The U.S. Department of Commerce tells us that spending in the United States by foreign visitors fell 13 percent to $10.3 billion for the month of October – off $1.6 billion from October 2008. For the entire year, international visitor spending plunged 16 percent. Spending fell $18.6 billion. The good news is that the October decline is better than the year-to-date drop, which the international travel market may be on its way back.
Visitors to the United States spent $8 billion in October on goods and services related to tourism and travel, off 12 percent year-over-year. This money was spent on “food, lodging, recreation, gifts, entertainment, local transportation in the United States, and other items incidental to foreign travel,” according to a Commerce Department statement.
Passenger fare receipts – including air and other forms of international travel to the United States – fell close to 16 percent to $2.2 billion for the month of October. This is off more than $420 million compared to October 2008. October was the twelfth month in a row in which travel and tourism exports declined year-over-year.From January to October this year, foreign visitors dropped $100.9 billion getting to and hanging out in the United States. But, they 16 percent by which they trimmed their spending is not without similarity on our side of the equation. U.S. travel imports – i.e., those of us visiting other countries – reached a mere $81.6 billion, off around 13 percent ($12.1 billion). The result was a trade surplus of $19.2 billion for the first 10 months of 2009, representing a decline of 25 percent from the 2008 travel and tourism trade surplus.

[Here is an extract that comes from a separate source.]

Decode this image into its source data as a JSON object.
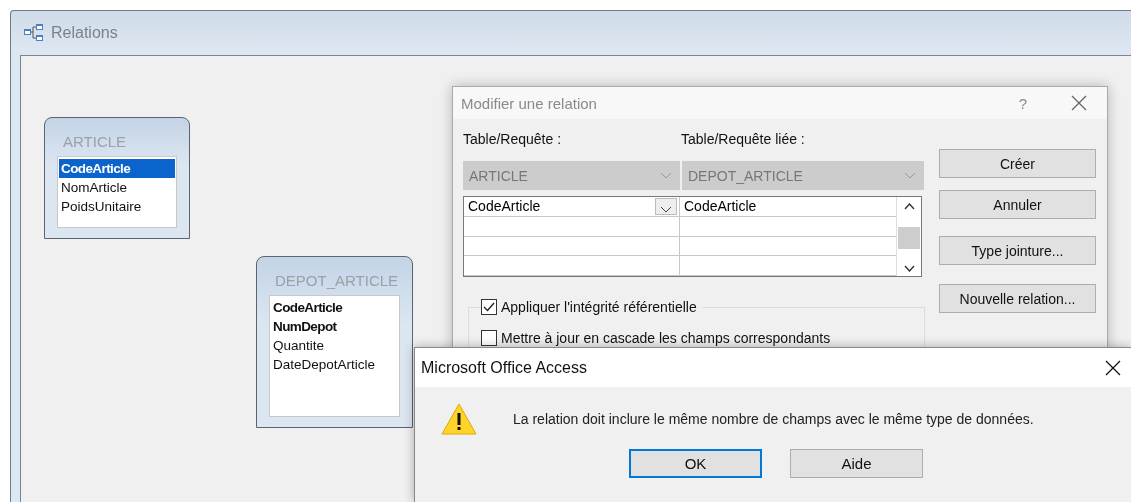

The tanking of the travel market at the end of 2008 – following the near-collapse of the global financial services market in September – marked the end of more than five years of consecutive monthly growth in travel and tourism exports. For the past 12 months, the situation has been grim, but the pressure appears to be easing, at least slightly.
The broader economic climate seems to be improving slowly, but it remains vulnerable to many risks. Another financial time bomb could send everything off the rails again, so it’s certainly too soon to say the travel market is returning to normal. There are signs, however, that it could be headed in the right direction. Fast and easy answers, on the other hand, will remain elusive for a while.